GO ASK ALICE “Alice In Wonderland”, reviewed
by Gregory A. Butler
Back in 1985, cartoonist Alison Bechdel came up with a simple test to determine if a film was pro feminist; 1) It has to have at least two women in it, 2) who talk to each other, 3) about something besides a man.
Sadly, many Hollywood blockbusters fail the Bechdel Test.
But Tim Burton’s “Alice In Wonderland” is NOT one of those films – it passes the test with flying colors.
That unique auteur and screenwriter Linda Wolverton updated Lewis Carol’s famed stories, “Alice’s Adventures in Wonderland” and “Through the Looking Glass”, to have Alice Kingsleigh (young and very talented Australian actor Mia Wasikowska) returning to Wonderland 13 years after her original adventures.
Alice is 19 now (unmarried and, by the reactionary standards of the day, virtually an “old maid” doomed to a life of spinsterhood), but, at the elaborate stiff Victorian garden party where she was supposed to announce her engagement to some lame upper class guy, the White Rabbit (the voice of Michael Sheen) comes to her rescue and leads her back down the rabbit hole.
Alice (who throughout most of the film thinks this is one long dream) revisits the sites of her childhood adventures – in front of a truly amazing part live action part CGI backdrop channeled straight from the wild imagination of the great Tim Burton – but with a whole new adult twist.
Every step of the way, Alice is challenging the straightjacket (or more accurately, corset) that suffocated the will and imagination of women in 19th century England – symbolized in part by the frantic effort of all the characters to cover her nude body when her size changes and she outgrows – or outshrinks – her outfits.

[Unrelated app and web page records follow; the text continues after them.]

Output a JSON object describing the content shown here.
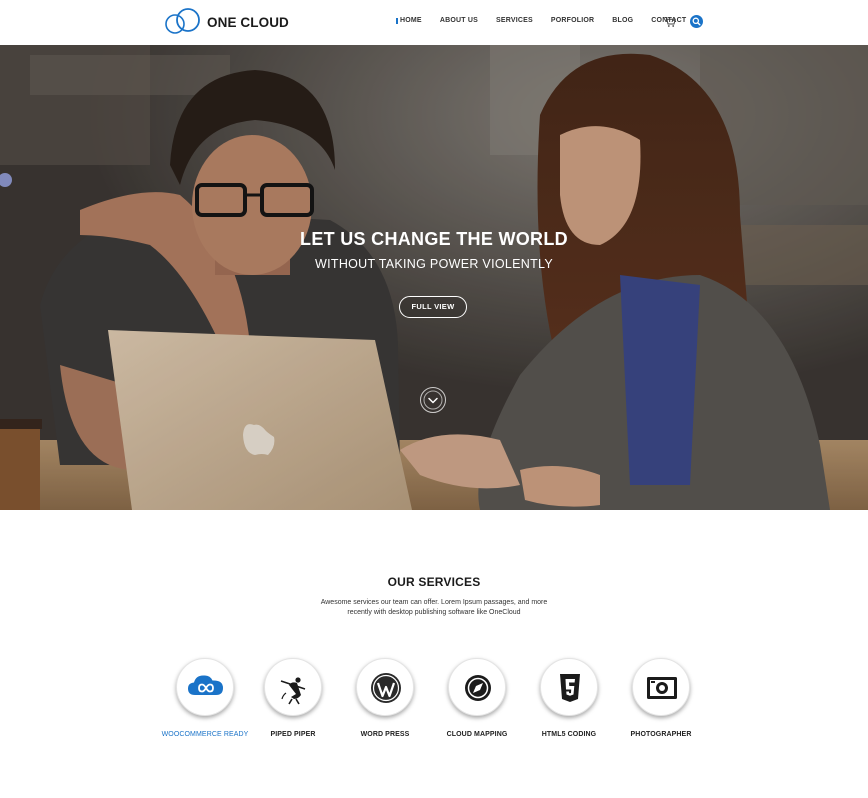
{
  "header": {
    "logo_text": "ONE CLOUD",
    "logo_icon": "double-ring-logo",
    "nav": [
      {
        "label": "HOME",
        "active": true
      },
      {
        "label": "ABOUT US",
        "active": false
      },
      {
        "label": "SERVICES",
        "active": false
      },
      {
        "label": "PORFOLIOR",
        "active": false
      },
      {
        "label": "BLOG",
        "active": false
      },
      {
        "label": "CONTACT",
        "active": false
      }
    ],
    "cart_icon": "cart-icon",
    "search_icon": "search-icon"
  },
  "hero": {
    "title": "LET US CHANGE THE WORLD",
    "subtitle": "WITHOUT TAKING POWER VIOLENTLY",
    "button": "FULL VIEW",
    "scroll_icon": "chevron-down-icon"
  },
  "services": {
    "title": "OUR SERVICES",
    "description": "Awesome services our team can offer. Lorem Ipsum passages, and more recently with desktop publishing software like OneCloud",
    "items": [
      {
        "label": "WOOCOMMERCE READY",
        "icon": "cloud-infinity-icon",
        "highlight": true
      },
      {
        "label": "PIPED PIPER",
        "icon": "piper-icon",
        "highlight": false
      },
      {
        "label": "WORD PRESS",
        "icon": "wordpress-icon",
        "highlight": false
      },
      {
        "label": "CLOUD MAPPING",
        "icon": "compass-icon",
        "highlight": false
      },
      {
        "label": "HTML5 CODING",
        "icon": "html5-icon",
        "highlight": false
      },
      {
        "label": "PHOTOGRAPHER",
        "icon": "camera-icon",
        "highlight": false
      }
    ]
  },
  "colors": {
    "accent": "#1a73c8",
    "text": "#222222"
  }
}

The film climaxes with Alice becomes her own “knight in shining armor”, becomes the champion of the White Queen (Anne Hathaway) and takes on Jabberwocky (the voice of the great Christopher Lee), the monster of the evil Red Queen (Helena Bonham Carter with an unbelievable makeup job).
In the end, despite the pleas of the Mad Hatter (Johnny Depp) that she stay on, Alice returns home, ready to forge an independent path in live in an era when respectable young ladies just didn’t do that!
All in all, Alice In Wonderland is an amazing film – right up there with Tim Burton’s best – and, in an age when women are still second class citizens in the motion picture world, it shows that you can make a film about women where it isn’t all about husband hunting – yes, the ladies can be adventurers and heroes too!
On a scale of 1 to 10 (one is unwatchably bad – 10 is incredibly awesome) I give Alice In Wonderland a 9.96
Also, if you live in the greater New York City metropolitan area, I urge you to get down to the Museum of Modern Art before April 26, to see the Tim Burton exhibition. It’s a retrospective of his career from childhood, through his years at Disney right up to Alice In Wonderland it has to be seen to be believed.
It’s only $ 20 bucks and, because so many folks want to see it, you’ll have to register for tickets online: http://www.moma.org/visit/calendar/exhibitions/313 but you owe it to yourself to check it out!
A few quick thoughts on the 82nd Academy Awards (or at least the Big Six – do you really care about the other Oscars?):
ACTRESS IN A SUPPORTING ROLE: as much as I like Mo’Nique as an actress, “Precious” is a deeply racist and offensive film (all the moreso because African Americans produced and directed this vile piece of poverty porn that demonized poor African Americans so harshly) so I really cannot support her here.
ACTOR IN A SUPPORTING ROLE: “Inglorious Basterds” was an amazing film, and Christoph Weitz did a great job playing the Nazi villain role. This Austrian TV actor – in his first major English speaking role – did the job and did it well, he deserves the statuette.
ACTRESS IN A LEADING ROLE: my objection is the same as with Mo’Nique – Sandra Bullock is a great performer, but “The Blind Side” was a very racist movie, so I can’t support her here.
ACTOR IN A LEADING ROLE: Jeff Bridges was good in “Crazy Heart”, but George Clooney was far superior in “Up in the Air” – Clooney should have been the one with the little statue.
DIRECTOR: Katheryn Bigelow (“The Hurt Locker”) made history as the first woman director to ever get the statuette (and that’s kind of pathetic that it took this long) – AND she beat out her ex husband, James Cameron (“Avatar”)!
And just a few seconds later…
BEST PICTURE: …”The Hurt Locker” beat “Avatar” and 8 other pictures – and it deserved it, a simple story about men and war – showing the triumphs and tears of 3 US Army bomb disposal technicians in Baghdad. I’m actually happier that “Avatar” lost – yeah, it made more money, but as an artwork it’s all big bucs and technology, at the expense of character development, plot and storyline.
Big ups to Ms Bigelow – and to all the other winners.